The keynote addresses and breakout sessions will directly address these trending topics and more:
Contract Lifecycle Management
Many sourcing bottlenecks are the result of poor contract management practices. Digitizing and automating the process, from initiation to award and renewal, can expedite the process and enhance compliance.
In my conversations with practitioners and procurement leaders, this topic comes up frequently. You can expect sessions that focus on executing complex negotiations to the role that advanced technologies like Artificial Intelligence and Machine Learning play in managing the lifecycle of contracts.
“Resilience is accepting your new reality, even if it's less good than the one you had before. You can fight it, you can do nothing but scream about what you've lost, or you can accept that and try to put together something that's good.” – Elizabeth Edwards
When I was a kid, we never said the word resilience, but we did use the word tough. Being tough is just what we need right now; toughness is our ability to spring back, even when the world around us crumbles (think COVID-19). Our resiliency grows every time we flex – just like a muscle in our body. Developing a resilient procurement team likely means you are “starting over” – or creating a fresh start in some areas of your procurement ecosystem. If you’re feeling stuck or unsure where to start, you aren’t alone. Below are five ways that Procurement can help improve business resiliency:

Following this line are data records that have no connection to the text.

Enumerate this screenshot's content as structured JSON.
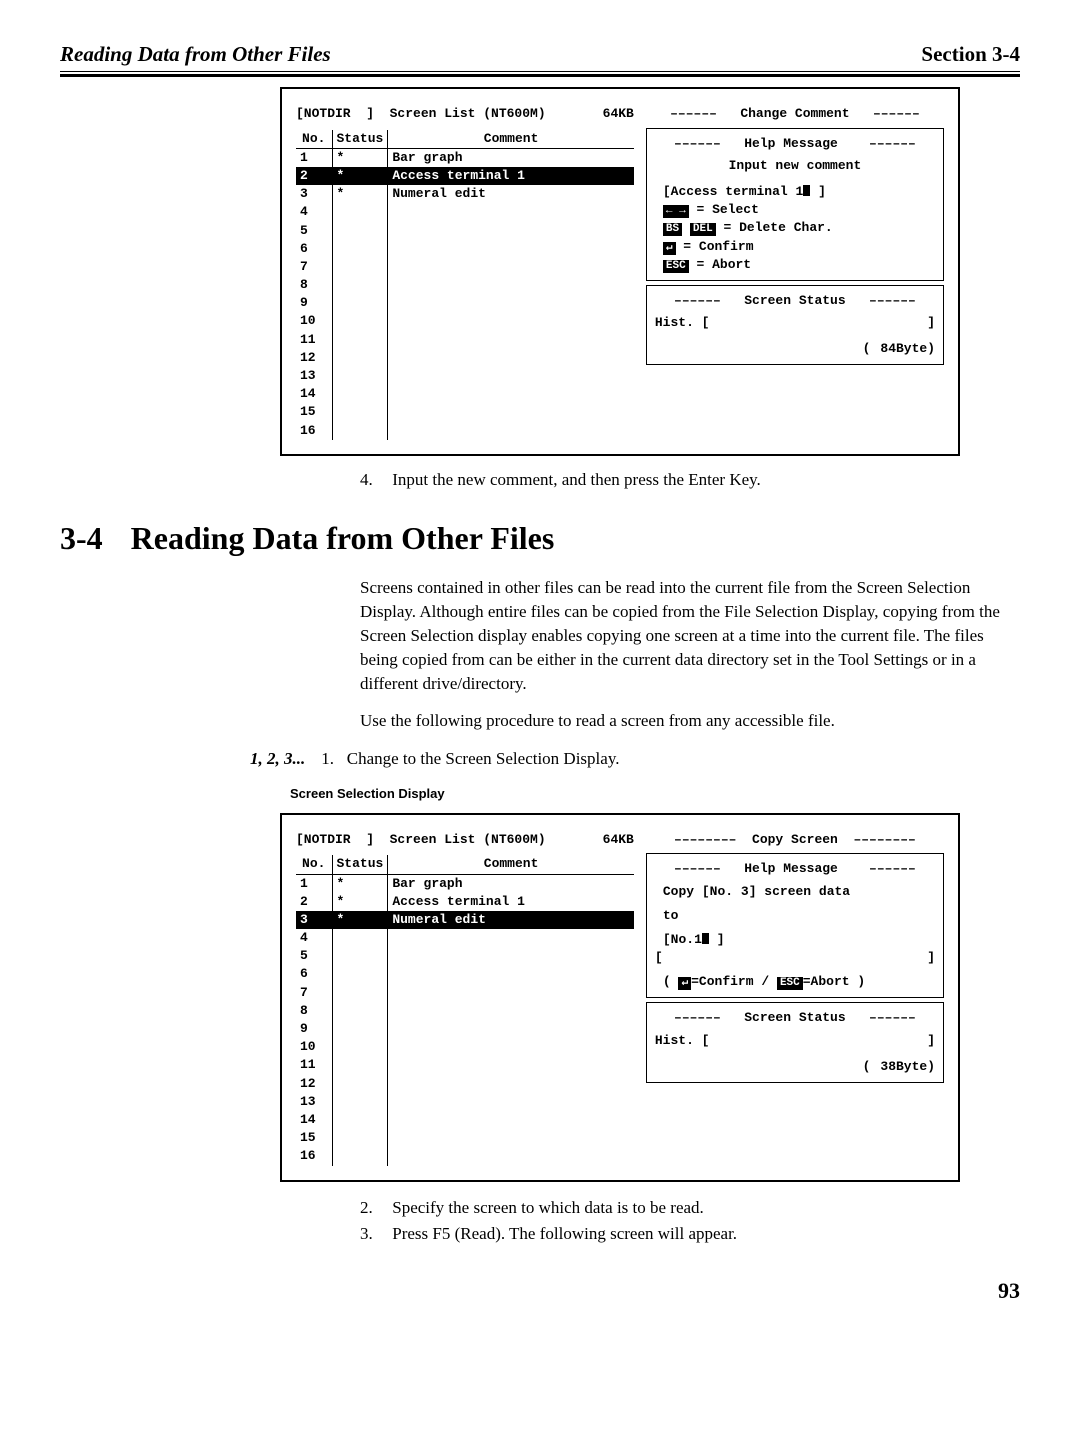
{
  "header": {
    "left": "Reading Data from Other Files",
    "right": "Section 3-4"
  },
  "fig1": {
    "title_left": "[NOTDIR  ]  Screen List (NT600M)",
    "title_right": "64KB",
    "right_title": "––––––   Change Comment   ––––––",
    "table": {
      "headers": {
        "no": "No.",
        "status": "Status",
        "comment": "Comment"
      },
      "rows": [
        {
          "no": "1",
          "status": "*",
          "comment": "Bar graph",
          "hl": false
        },
        {
          "no": "2",
          "status": "*",
          "comment": "Access terminal 1",
          "hl": true
        },
        {
          "no": "3",
          "status": "*",
          "comment": "Numeral edit",
          "hl": false
        },
        {
          "no": "4",
          "status": "",
          "comment": "",
          "hl": false
        },
        {
          "no": "5",
          "status": "",
          "comment": "",
          "hl": false
        },
        {
          "no": "6",
          "status": "",
          "comment": "",
          "hl": false
        },
        {
          "no": "7",
          "status": "",
          "comment": "",
          "hl": false
        },
        {
          "no": "8",
          "status": "",
          "comment": "",
          "hl": false
        },
        {
          "no": "9",
          "status": "",
          "comment": "",
          "hl": false
        },
        {
          "no": "10",
          "status": "",
          "comment": "",
          "hl": false
        },
        {
          "no": "11",
          "status": "",
          "comment": "",
          "hl": false
        },
        {
          "no": "12",
          "status": "",
          "comment": "",
          "hl": false
        },
        {
          "no": "13",
          "status": "",
          "comment": "",
          "hl": false
        },
        {
          "no": "14",
          "status": "",
          "comment": "",
          "hl": false
        },
        {
          "no": "15",
          "status": "",
          "comment": "",
          "hl": false
        },
        {
          "no": "16",
          "status": "",
          "comment": "",
          "hl": false
        }
      ]
    },
    "help": {
      "title": "––––––   Help Message    ––––––",
      "l1": "Input new comment",
      "l2_pre": "[Access terminal 1",
      "l2_post": "    ]",
      "k_arrows": "← →",
      "k_arrows_label": "   = Select",
      "k_bs": "BS",
      "k_del": "DEL",
      "k_delete_label": " = Delete Char.",
      "k_enter": "↵",
      "k_confirm_label": "     = Confirm",
      "k_esc": "ESC",
      "k_abort_label": "    = Abort"
    },
    "status": {
      "title": "––––––   Screen Status   ––––––",
      "hist": "Hist. [",
      "hist_close": "]",
      "open": "(",
      "bytes": "84Byte)"
    }
  },
  "step4": {
    "num": "4.",
    "text": "Input the new comment, and then press the Enter Key."
  },
  "section": {
    "num": "3-4",
    "title": "Reading Data from Other Files",
    "p1": "Screens contained in other files can be read into the current file from the Screen Selection Display. Although entire files can be copied from the File Selection Display, copying from the Screen Selection display enables copy­ing one screen at a time into the current file. The files being copied from can be either in the current data directory set in the Tool Settings or in a different drive/directory.",
    "p2": "Use the following procedure to read a screen from any accessible file.",
    "steps_label": "1, 2, 3...",
    "step1_num": "1.",
    "step1_text": "Change to the Screen Selection Display.",
    "caption": "Screen Selection Display"
  },
  "fig2": {
    "title_left": "[NOTDIR  ]  Screen List (NT600M)",
    "title_right": "64KB",
    "right_title": "––––––––  Copy Screen  ––––––––",
    "table": {
      "headers": {
        "no": "No.",
        "status": "Status",
        "comment": "Comment"
      },
      "rows": [
        {
          "no": "1",
          "status": "*",
          "comment": "Bar graph",
          "hl": false
        },
        {
          "no": "2",
          "status": "*",
          "comment": "Access terminal 1",
          "hl": false
        },
        {
          "no": "3",
          "status": "*",
          "comment": "Numeral edit",
          "hl": true
        },
        {
          "no": "4",
          "status": "",
          "comment": "",
          "hl": false
        },
        {
          "no": "5",
          "status": "",
          "comment": "",
          "hl": false
        },
        {
          "no": "6",
          "status": "",
          "comment": "",
          "hl": false
        },
        {
          "no": "7",
          "status": "",
          "comment": "",
          "hl": false
        },
        {
          "no": "8",
          "status": "",
          "comment": "",
          "hl": false
        },
        {
          "no": "9",
          "status": "",
          "comment": "",
          "hl": false
        },
        {
          "no": "10",
          "status": "",
          "comment": "",
          "hl": false
        },
        {
          "no": "11",
          "status": "",
          "comment": "",
          "hl": false
        },
        {
          "no": "12",
          "status": "",
          "comment": "",
          "hl": false
        },
        {
          "no": "13",
          "status": "",
          "comment": "",
          "hl": false
        },
        {
          "no": "14",
          "status": "",
          "comment": "",
          "hl": false
        },
        {
          "no": "15",
          "status": "",
          "comment": "",
          "hl": false
        },
        {
          "no": "16",
          "status": "",
          "comment": "",
          "hl": false
        }
      ]
    },
    "help": {
      "title": "––––––   Help Message    ––––––",
      "l1": "Copy [No.   3] screen data",
      "l2": "to",
      "l3_pre": "[No.1",
      "l3_post": "  ]",
      "l4_open": "[",
      "l4_close": "]",
      "l5_open": "( ",
      "k_enter": "↵",
      "l5_mid1": "=Confirm / ",
      "k_esc": "ESC",
      "l5_mid2": "=Abort )"
    },
    "status": {
      "title": "––––––   Screen Status   ––––––",
      "hist": "Hist. [",
      "hist_close": "]",
      "open": "(",
      "bytes": "38Byte)"
    }
  },
  "end_steps": {
    "s2_num": "2.",
    "s2_text": "Specify the screen to which data is to be read.",
    "s3_num": "3.",
    "s3_text": "Press F5 (Read). The following screen will appear."
  },
  "page_number": "93"
}
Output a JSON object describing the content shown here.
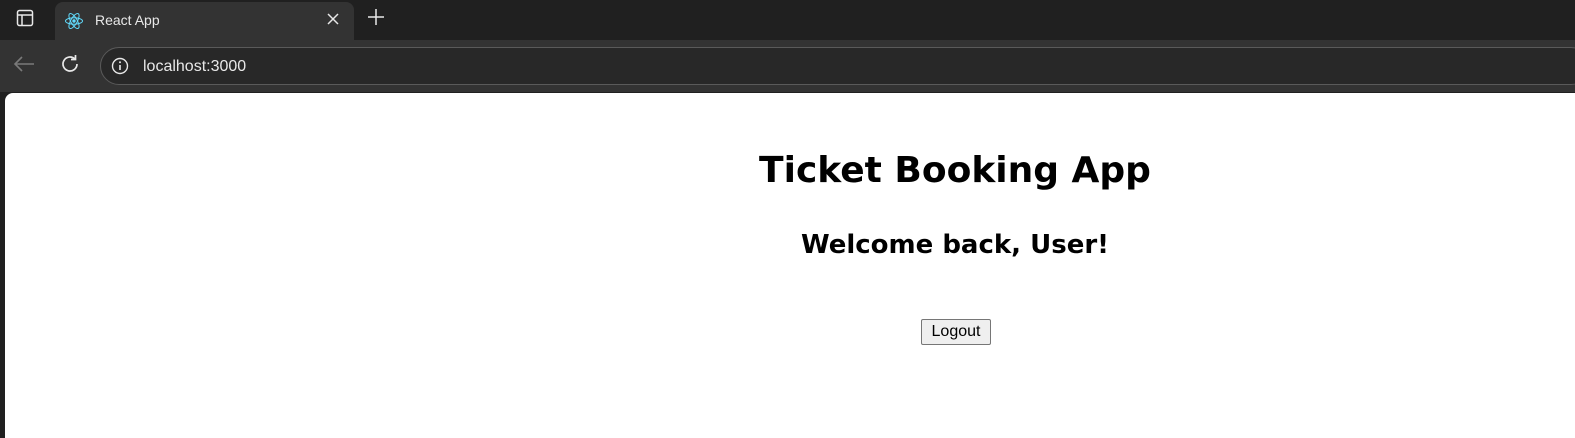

SIG University Certified Sourcing Professional (CSP) program student Kimberly Morelli works at Driven Brands. She shares how essential components such as soft skills and change management can be and how she is implementing newly polished tools and best practices to tackle organizational challenges.
In the CSP program, students focus on the hard and soft skills of sourcing, including strategic sourcing and outsourcing methodologies, as well as best practices in negotiations.
My enrollment in the CSP Program from SIG University has proven to be timely and I am excited at the opportunity to have lessons that can be readily applied to our procurement organization. I also was heartened to find emphasis by SIG on positive supplier relationships versus an adversarial stance as used to be popular. The procurement team I am on has been in a state of transformation over the past few years, shifting from transactional buying to category management with a specific focus on increasing our sourcing processes. I found the CSP program to have laid a strong framework that is applicable to my organization, both in procurement and business areas.
After a reorganization within his company, a SIG University graduate applies lessons learned in the Certified Supplier Management Professional (CSMP) program to facilitate a people- and culture-driven change management approach to bring his company into regulatory compliance.
The CSMP program exposes students to leading-edge training on contract administration, compliance, risk mitigation, performance, governance operating models, talent management support, transformation and more to help companies put effective governance programs in place.
The Certified Supplier Management Professional (CSMP) program from SIG University discussed the importance of GR&C and provides samples of governance models with roles and authorities, its relationships, and communication structures in relation to the procurement or sourcing strategies of an organization. I was glad to see these topics discussed as it confirmed the need for reorganization within my company, which now has clearly defined roles and responsibilities between governance and third party risk management and the sourcing department.
David E. Romo-Garza, Director of Business Risk and Controls